Pam and I meet up at the Thai place where I order red curry, extra spicy, with eggplant and tofu. Pam still works on the 4th floor and shares her play-by-play intrigue at the office, a one-page sheet outlining goals of the next reorganization, current buzz words like “inclusive” and “creative,” a forecast of a brilliant and final restructure ensuring everlasting productivity and prosperity. Whatever. I make my predictions and give Pam her birthday present. Our server’s name is Eternity.

A quarter block from the restaurant, in an alley behind the video arcade bar, a homeless woman’s skull was crushed when a garbage truck ran over her while she slept early one morning last month. There is no city hall here. It was torn down and paved into a parking lot. New structures fill the pits that yawned so long from the demolished Woolworth and Sears buildings, empty so long that groves sprung from the cracked concrete at the bottom. It’s still the same downtown I left three years ago.
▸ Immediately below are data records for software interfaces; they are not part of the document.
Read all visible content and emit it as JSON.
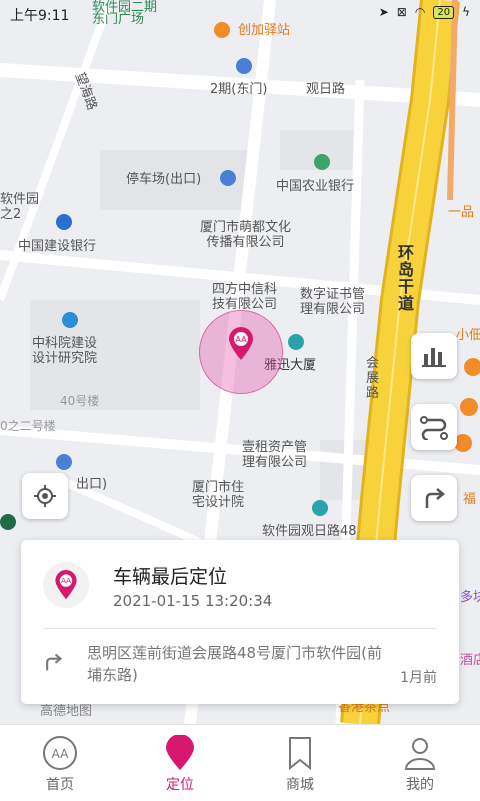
{
  "status_bar": {
    "time": "上午9:11",
    "battery": "20"
  },
  "map": {
    "labels": {
      "ruanjianyuan2qi": "软件园二期",
      "dongmen_guangchang": "东门广场",
      "chuangjia_yizhan": "创加驿站",
      "erqi_dongmen": "2期(东门)",
      "guanri_lu": "观日路",
      "wangxia_lu": "望海路",
      "tingchechang": "停车场(出口)",
      "nongye_bank": "中国农业银行",
      "ruanjianyuan_zhi2": "软件园\n之2",
      "jianshe_bank": "中国建设银行",
      "mengdu": "厦门市萌都文化\n传播有限公司",
      "yipin": "一品",
      "huandao_gandao": "环\n岛\n干\n道",
      "zhongxin": "四方中信科\n技有限公司",
      "shuzizhengshu": "数字证书管\n理有限公司",
      "zhongkeyuan": "中科院建设\n设计研究院",
      "yaxun": "雅迅大厦",
      "huizhan_lu": "会\n展\n路",
      "hao40": "40号楼",
      "zhi2hao": "0之二号楼",
      "yihe": "壹租资产管\n理有限公司",
      "chukou": "出口)",
      "zhuzhai": "厦门市住\n宅设计院",
      "guanri48": "软件园观日路48",
      "xiaofo": "小佃",
      "fu": "福",
      "duojin": "多块",
      "jiudian": "酒店",
      "xianggang": "香港茶点",
      "gaode": "高德地图"
    }
  },
  "card": {
    "title": "车辆最后定位",
    "time": "2021-01-15 13:20:34",
    "address": "思明区莲前街道会展路48号厦门市软件园(前埔东路)",
    "ago": "1月前"
  },
  "nav": {
    "items": [
      {
        "label": "首页",
        "active": false
      },
      {
        "label": "定位",
        "active": true
      },
      {
        "label": "商城",
        "active": false
      },
      {
        "label": "我的",
        "active": false
      }
    ]
  },
  "colors": {
    "accent": "#d6196e",
    "highway": "#f7d23a",
    "road": "#ffffff",
    "map_bg": "#eceef1"
  }
}
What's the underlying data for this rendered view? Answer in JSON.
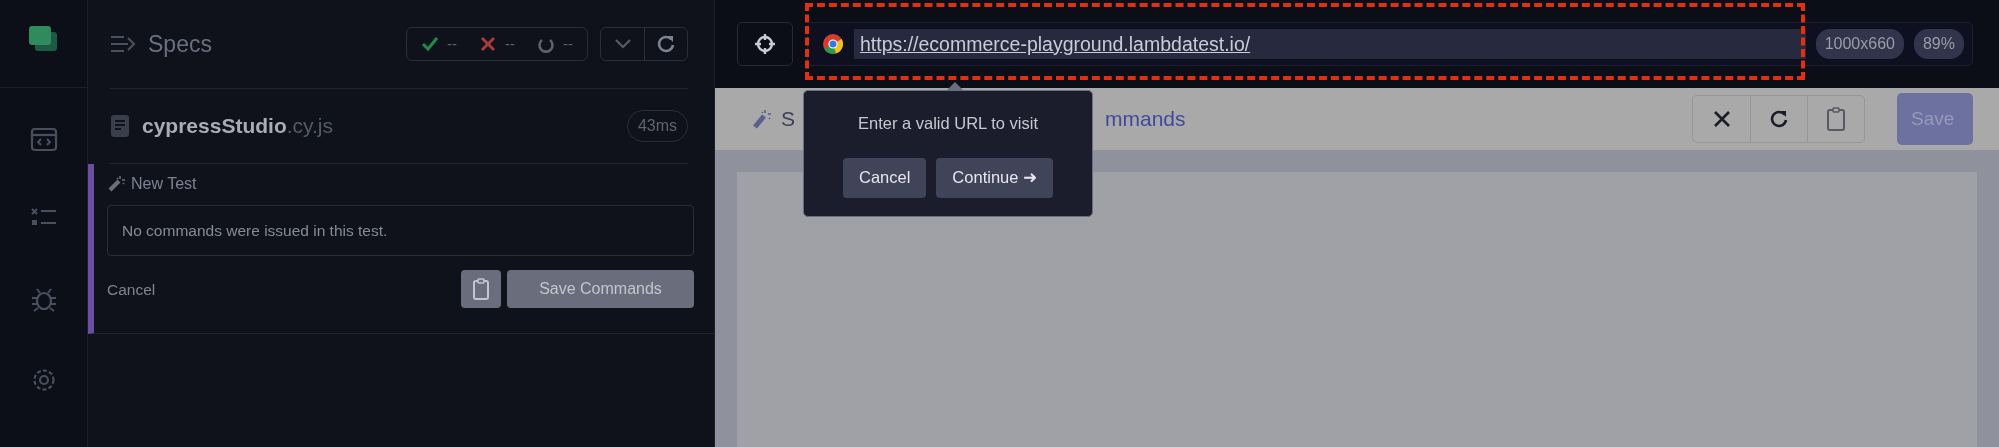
{
  "specs": {
    "title": "Specs",
    "stats": [
      {
        "kind": "passed",
        "text": "--"
      },
      {
        "kind": "failed",
        "text": "--"
      },
      {
        "kind": "pending",
        "text": "--"
      }
    ],
    "file": {
      "name": "cypressStudio",
      "ext": ".cy.js",
      "duration": "43ms"
    },
    "test": {
      "title": "New Test",
      "message": "No commands were issued in this test.",
      "cancel": "Cancel",
      "save": "Save Commands"
    }
  },
  "url_bar": {
    "url": "https://ecommerce-playground.lambdatest.io/",
    "viewport": "1000x660",
    "zoom": "89%"
  },
  "studio_bar": {
    "title_start": "S",
    "title_end": "mmands",
    "save": "Save"
  },
  "popup": {
    "message": "Enter a valid URL to visit",
    "cancel": "Cancel",
    "continue": "Continue ➜"
  }
}
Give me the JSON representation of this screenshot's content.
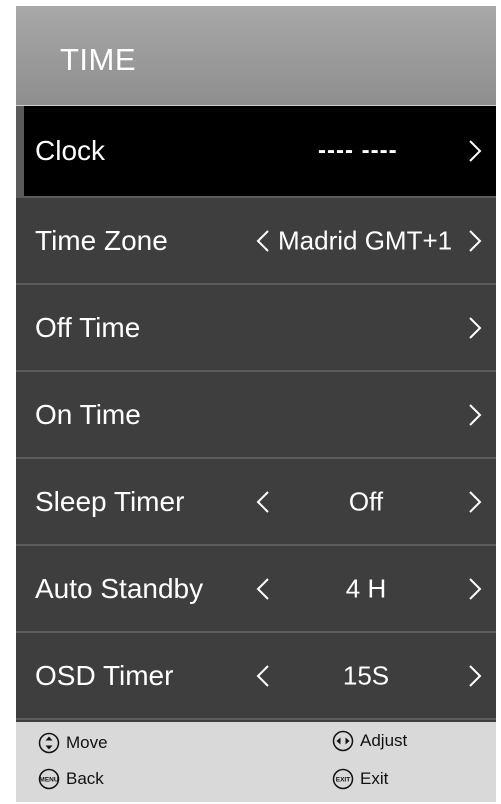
{
  "menu": {
    "title": "TIME",
    "rows": [
      {
        "label": "Clock",
        "value": "---- ----",
        "selected": true
      },
      {
        "label": "Time Zone",
        "value": "Madrid GMT+1"
      },
      {
        "label": "Off Time"
      },
      {
        "label": "On Time"
      },
      {
        "label": "Sleep Timer",
        "value": "Off"
      },
      {
        "label": "Auto Standby",
        "value": "4 H"
      },
      {
        "label": "OSD Timer",
        "value": "15S"
      }
    ]
  },
  "footer": {
    "move": "Move",
    "adjust": "Adjust",
    "back": "Back",
    "exit": "Exit",
    "menu_key": "MENU",
    "exit_key": "EXIT"
  },
  "colors": {
    "panel": "#3e3e3e",
    "header": "#999999",
    "selected_row": "#000000",
    "footer": "#d9d9d9",
    "text": "#ffffff"
  }
}
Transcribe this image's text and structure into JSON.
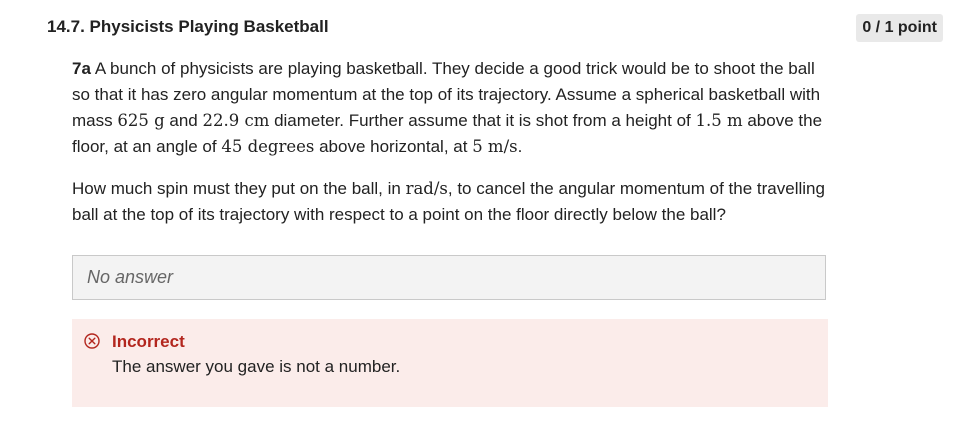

I’ve earned $560 since then, writing words of my own.


Six months ago, I resigned from a job working in a shabby cubicle with a stunning view to the east. I rarely turned around from my dual monitors to look out the window, not unless there was a rainbow or a police take-down at the transit station.  Even then, I only turned because other staff rushed in to lean against the credenza, chattering and pointing and leaving fingerprints on the glass. I spent too many years in different cubes, in hindsight all remarkably the same. I write at home now. I spend long moments lost, gazing out windows.

–Excerpt from “Vagabond,” originally published 2017 in Thoughtful Dog